Excerpts from an interface dataset:
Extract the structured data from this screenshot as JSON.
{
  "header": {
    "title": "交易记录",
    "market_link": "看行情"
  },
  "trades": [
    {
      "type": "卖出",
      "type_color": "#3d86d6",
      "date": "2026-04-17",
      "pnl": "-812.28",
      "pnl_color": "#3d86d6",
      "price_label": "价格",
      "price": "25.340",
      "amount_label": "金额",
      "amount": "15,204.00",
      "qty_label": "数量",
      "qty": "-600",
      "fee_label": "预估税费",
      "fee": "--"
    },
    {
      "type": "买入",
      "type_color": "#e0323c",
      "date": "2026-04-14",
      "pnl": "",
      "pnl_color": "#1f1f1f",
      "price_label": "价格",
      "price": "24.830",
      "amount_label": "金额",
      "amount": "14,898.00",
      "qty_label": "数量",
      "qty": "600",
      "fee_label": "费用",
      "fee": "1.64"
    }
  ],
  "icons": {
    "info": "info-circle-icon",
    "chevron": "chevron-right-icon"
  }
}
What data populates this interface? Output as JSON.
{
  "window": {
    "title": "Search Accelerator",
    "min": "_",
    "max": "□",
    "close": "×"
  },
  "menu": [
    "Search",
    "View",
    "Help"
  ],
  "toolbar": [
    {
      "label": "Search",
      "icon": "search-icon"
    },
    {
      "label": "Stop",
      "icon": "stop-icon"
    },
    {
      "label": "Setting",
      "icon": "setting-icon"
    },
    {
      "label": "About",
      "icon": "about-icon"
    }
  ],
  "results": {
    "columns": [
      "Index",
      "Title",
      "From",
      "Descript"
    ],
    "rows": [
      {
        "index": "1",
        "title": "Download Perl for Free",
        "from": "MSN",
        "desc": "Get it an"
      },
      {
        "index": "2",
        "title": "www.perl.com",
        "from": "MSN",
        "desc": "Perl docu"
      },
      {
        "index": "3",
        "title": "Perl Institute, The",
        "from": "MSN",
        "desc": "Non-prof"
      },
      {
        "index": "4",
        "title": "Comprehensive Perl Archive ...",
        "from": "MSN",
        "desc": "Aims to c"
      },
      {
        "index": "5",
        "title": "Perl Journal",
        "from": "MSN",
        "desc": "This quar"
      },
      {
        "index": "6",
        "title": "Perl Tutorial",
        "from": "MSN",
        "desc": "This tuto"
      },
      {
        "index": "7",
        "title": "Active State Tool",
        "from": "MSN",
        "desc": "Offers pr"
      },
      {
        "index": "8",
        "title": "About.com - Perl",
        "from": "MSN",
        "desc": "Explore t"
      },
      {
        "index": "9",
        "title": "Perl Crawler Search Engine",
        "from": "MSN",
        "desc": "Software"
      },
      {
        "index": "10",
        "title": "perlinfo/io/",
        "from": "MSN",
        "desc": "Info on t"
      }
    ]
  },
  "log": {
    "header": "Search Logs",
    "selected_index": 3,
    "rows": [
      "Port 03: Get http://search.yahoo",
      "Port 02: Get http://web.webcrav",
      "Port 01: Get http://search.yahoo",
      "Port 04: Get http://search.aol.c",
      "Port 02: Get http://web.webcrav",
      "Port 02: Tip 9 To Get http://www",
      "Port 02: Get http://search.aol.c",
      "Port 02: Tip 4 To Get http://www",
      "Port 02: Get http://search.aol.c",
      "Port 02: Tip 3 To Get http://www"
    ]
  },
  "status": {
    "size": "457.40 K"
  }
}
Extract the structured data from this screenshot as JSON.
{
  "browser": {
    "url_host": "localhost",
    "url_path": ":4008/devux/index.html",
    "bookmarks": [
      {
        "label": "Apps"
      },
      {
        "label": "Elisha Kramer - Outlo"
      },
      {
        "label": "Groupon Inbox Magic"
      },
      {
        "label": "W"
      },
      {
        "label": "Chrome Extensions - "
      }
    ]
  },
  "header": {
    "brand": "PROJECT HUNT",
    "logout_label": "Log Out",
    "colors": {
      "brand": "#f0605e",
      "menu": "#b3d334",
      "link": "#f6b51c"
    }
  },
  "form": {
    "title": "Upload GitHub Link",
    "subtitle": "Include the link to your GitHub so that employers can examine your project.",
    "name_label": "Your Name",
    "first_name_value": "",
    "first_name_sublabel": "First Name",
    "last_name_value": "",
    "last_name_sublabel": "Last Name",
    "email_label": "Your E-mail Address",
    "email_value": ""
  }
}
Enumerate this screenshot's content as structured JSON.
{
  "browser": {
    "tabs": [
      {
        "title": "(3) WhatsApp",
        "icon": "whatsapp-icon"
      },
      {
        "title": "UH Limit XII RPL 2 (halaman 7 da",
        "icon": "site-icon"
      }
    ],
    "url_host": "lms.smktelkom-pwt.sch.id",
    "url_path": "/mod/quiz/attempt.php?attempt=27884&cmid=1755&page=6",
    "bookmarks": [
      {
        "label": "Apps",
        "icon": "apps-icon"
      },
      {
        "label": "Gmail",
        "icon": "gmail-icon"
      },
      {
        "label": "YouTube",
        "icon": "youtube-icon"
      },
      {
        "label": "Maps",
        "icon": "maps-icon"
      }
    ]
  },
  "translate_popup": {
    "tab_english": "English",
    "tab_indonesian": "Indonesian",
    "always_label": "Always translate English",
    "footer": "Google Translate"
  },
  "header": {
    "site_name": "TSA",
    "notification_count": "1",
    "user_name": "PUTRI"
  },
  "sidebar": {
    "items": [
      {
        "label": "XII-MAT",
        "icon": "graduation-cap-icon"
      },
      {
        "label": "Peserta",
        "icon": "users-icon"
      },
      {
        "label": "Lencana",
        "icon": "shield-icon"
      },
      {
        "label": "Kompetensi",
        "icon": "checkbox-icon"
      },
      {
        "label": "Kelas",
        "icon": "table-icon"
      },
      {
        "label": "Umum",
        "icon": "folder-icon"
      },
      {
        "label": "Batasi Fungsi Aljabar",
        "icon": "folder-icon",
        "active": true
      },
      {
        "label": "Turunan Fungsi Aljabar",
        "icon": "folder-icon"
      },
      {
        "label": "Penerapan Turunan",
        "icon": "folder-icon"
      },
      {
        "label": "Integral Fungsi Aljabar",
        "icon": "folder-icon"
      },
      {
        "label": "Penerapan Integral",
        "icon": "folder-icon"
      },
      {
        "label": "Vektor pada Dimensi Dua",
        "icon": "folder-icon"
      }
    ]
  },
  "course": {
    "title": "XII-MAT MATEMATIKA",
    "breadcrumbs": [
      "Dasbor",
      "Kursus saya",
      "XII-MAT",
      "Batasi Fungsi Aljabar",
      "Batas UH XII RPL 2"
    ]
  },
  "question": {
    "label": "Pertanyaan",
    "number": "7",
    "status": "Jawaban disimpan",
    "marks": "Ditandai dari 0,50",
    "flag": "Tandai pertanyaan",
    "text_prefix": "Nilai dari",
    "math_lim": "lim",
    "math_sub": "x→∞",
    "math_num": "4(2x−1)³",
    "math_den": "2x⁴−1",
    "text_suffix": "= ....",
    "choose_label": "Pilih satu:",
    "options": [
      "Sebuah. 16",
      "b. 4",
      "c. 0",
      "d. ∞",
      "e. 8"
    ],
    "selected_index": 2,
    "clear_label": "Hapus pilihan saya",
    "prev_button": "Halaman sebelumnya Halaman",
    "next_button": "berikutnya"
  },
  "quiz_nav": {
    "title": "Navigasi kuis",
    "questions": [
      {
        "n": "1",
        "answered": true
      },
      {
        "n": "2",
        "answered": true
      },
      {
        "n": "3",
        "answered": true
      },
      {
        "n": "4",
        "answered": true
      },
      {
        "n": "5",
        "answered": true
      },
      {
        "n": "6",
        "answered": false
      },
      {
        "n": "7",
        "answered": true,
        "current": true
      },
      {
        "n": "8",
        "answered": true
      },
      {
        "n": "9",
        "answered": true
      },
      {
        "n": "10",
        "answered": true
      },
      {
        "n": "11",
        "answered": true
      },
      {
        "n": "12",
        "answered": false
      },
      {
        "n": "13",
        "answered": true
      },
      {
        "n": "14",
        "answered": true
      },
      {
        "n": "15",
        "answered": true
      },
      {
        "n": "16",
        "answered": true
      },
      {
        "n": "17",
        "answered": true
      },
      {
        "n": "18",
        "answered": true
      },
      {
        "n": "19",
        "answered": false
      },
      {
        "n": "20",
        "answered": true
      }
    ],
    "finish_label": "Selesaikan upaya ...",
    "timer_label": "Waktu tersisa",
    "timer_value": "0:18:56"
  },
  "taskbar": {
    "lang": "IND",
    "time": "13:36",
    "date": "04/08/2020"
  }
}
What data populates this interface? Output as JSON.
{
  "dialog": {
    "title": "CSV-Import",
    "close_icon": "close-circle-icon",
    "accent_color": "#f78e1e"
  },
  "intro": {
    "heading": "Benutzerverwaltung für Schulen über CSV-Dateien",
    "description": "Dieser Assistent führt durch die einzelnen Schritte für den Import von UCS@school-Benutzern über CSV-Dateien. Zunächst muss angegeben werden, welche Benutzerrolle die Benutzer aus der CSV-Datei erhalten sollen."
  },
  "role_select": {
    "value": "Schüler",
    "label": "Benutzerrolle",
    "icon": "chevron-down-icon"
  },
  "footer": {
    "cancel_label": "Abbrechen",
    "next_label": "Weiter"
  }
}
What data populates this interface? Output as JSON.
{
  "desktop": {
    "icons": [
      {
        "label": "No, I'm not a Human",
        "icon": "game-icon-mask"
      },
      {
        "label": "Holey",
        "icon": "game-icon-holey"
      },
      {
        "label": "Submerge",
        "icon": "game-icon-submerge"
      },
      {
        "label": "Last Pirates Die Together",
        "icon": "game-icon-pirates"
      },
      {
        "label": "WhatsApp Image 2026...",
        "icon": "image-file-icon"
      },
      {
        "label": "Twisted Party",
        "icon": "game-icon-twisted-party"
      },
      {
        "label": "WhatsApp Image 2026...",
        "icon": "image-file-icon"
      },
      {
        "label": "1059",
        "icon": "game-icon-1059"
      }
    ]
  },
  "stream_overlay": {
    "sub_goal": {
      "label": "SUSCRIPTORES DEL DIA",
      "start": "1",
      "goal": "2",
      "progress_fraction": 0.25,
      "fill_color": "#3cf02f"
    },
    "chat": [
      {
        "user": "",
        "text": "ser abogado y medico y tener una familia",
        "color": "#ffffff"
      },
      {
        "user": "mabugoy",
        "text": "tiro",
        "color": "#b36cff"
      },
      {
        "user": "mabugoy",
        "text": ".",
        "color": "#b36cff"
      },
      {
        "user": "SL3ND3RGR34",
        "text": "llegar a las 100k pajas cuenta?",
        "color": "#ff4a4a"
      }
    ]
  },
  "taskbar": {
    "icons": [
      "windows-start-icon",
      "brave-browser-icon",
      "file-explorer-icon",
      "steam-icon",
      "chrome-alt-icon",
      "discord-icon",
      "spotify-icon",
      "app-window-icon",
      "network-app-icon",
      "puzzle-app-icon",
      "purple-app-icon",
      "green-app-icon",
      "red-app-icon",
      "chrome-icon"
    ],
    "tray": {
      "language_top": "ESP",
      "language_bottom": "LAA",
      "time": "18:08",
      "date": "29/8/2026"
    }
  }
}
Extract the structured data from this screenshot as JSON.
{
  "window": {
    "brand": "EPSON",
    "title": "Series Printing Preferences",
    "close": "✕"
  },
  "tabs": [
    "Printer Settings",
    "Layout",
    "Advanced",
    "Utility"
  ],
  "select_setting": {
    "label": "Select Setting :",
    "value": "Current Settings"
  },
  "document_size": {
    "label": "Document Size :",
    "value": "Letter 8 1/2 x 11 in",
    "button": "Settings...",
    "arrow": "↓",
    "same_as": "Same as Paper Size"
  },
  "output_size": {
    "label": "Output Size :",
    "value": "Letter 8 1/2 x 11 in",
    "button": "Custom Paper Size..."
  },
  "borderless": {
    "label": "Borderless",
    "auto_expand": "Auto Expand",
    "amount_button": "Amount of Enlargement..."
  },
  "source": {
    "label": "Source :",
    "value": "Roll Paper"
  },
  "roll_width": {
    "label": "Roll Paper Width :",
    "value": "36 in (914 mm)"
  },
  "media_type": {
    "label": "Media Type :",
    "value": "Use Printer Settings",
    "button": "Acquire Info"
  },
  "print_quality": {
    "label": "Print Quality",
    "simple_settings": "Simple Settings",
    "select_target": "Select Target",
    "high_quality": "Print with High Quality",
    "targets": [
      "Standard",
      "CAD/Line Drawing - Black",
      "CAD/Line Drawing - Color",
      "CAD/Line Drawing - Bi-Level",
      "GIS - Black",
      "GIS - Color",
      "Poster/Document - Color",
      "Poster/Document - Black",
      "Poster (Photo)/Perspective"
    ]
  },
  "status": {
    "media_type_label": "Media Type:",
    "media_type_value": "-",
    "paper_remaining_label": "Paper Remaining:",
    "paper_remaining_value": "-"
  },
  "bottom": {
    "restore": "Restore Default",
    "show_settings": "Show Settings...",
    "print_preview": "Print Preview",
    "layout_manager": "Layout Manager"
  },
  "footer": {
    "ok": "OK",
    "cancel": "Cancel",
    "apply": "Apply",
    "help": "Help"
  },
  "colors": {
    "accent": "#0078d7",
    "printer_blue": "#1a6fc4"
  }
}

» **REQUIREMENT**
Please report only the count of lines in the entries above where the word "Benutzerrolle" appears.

» **EXERCISE OUTPUT**
2